[Dataset rows for apps and sites]
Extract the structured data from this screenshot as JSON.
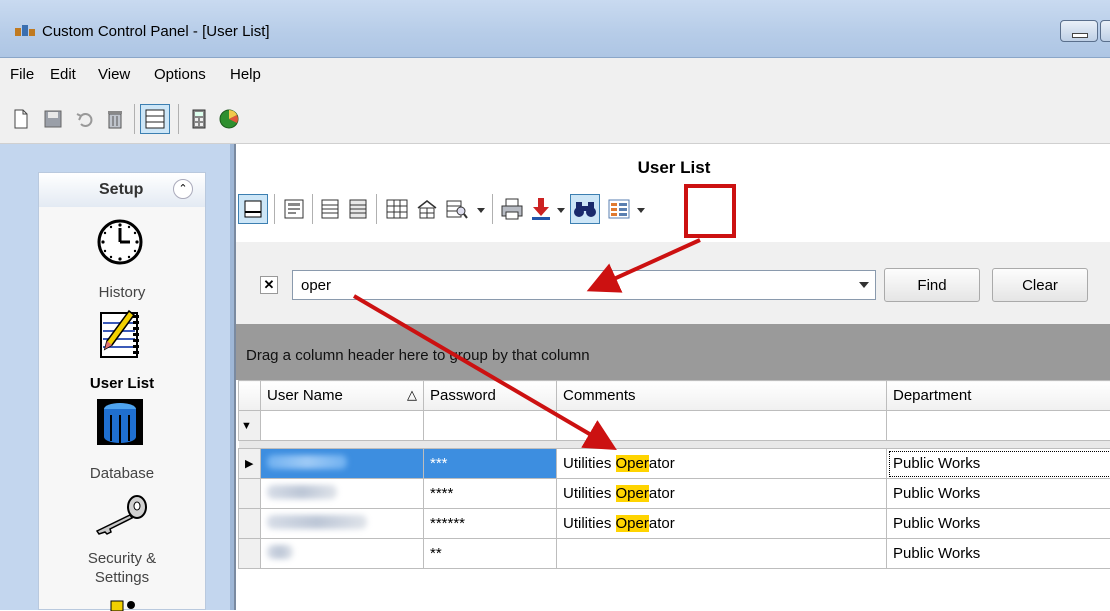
{
  "window": {
    "title": "Custom Control Panel - [User List]"
  },
  "menu": {
    "file": "File",
    "edit": "Edit",
    "view": "View",
    "options": "Options",
    "help": "Help"
  },
  "nav": {
    "header": "Setup",
    "items": [
      {
        "label": "History",
        "icon": "clock-icon"
      },
      {
        "label": "User List",
        "icon": "notepad-icon",
        "active": true
      },
      {
        "label": "Database",
        "icon": "database-icon"
      },
      {
        "label": "Security & Settings",
        "icon": "key-icon"
      }
    ]
  },
  "panel": {
    "title": "User List"
  },
  "find": {
    "value": "oper",
    "find_label": "Find",
    "clear_label": "Clear"
  },
  "group": {
    "text": "Drag a column header here to group by that column"
  },
  "table": {
    "columns": [
      "User Name",
      "Password",
      "Comments",
      "Department"
    ],
    "rows": [
      {
        "password": "***",
        "comment_pre": "Utilities ",
        "comment_hl": "Oper",
        "comment_post": "ator",
        "department": "Public Works"
      },
      {
        "password": "****",
        "comment_pre": "Utilities ",
        "comment_hl": "Oper",
        "comment_post": "ator",
        "department": "Public Works"
      },
      {
        "password": "******",
        "comment_pre": "Utilities ",
        "comment_hl": "Oper",
        "comment_post": "ator",
        "department": "Public Works"
      },
      {
        "password": "**",
        "comment_pre": "",
        "comment_hl": "",
        "comment_post": "",
        "department": "Public Works"
      }
    ]
  },
  "colors": {
    "highlight": "#ffd400",
    "annotation": "#cc1111"
  }
}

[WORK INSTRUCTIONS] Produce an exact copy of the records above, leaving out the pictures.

[YOUR RESPONSE]
Extract the structured data from this screenshot as JSON.
{
  "window": {
    "title": "Custom Control Panel - [User List]"
  },
  "menu": {
    "file": "File",
    "edit": "Edit",
    "view": "View",
    "options": "Options",
    "help": "Help"
  },
  "nav": {
    "header": "Setup",
    "items": [
      {
        "label": "History",
        "icon": "clock-icon"
      },
      {
        "label": "User List",
        "icon": "notepad-icon",
        "active": true
      },
      {
        "label": "Database",
        "icon": "database-icon"
      },
      {
        "label": "Security & Settings",
        "icon": "key-icon"
      }
    ]
  },
  "panel": {
    "title": "User List"
  },
  "find": {
    "value": "oper",
    "find_label": "Find",
    "clear_label": "Clear"
  },
  "group": {
    "text": "Drag a column header here to group by that column"
  },
  "table": {
    "columns": [
      "User Name",
      "Password",
      "Comments",
      "Department"
    ],
    "rows": [
      {
        "password": "***",
        "comment_pre": "Utilities ",
        "comment_hl": "Oper",
        "comment_post": "ator",
        "department": "Public Works"
      },
      {
        "password": "****",
        "comment_pre": "Utilities ",
        "comment_hl": "Oper",
        "comment_post": "ator",
        "department": "Public Works"
      },
      {
        "password": "******",
        "comment_pre": "Utilities ",
        "comment_hl": "Oper",
        "comment_post": "ator",
        "department": "Public Works"
      },
      {
        "password": "**",
        "comment_pre": "",
        "comment_hl": "",
        "comment_post": "",
        "department": "Public Works"
      }
    ]
  },
  "colors": {
    "highlight": "#ffd400",
    "annotation": "#cc1111"
  }
}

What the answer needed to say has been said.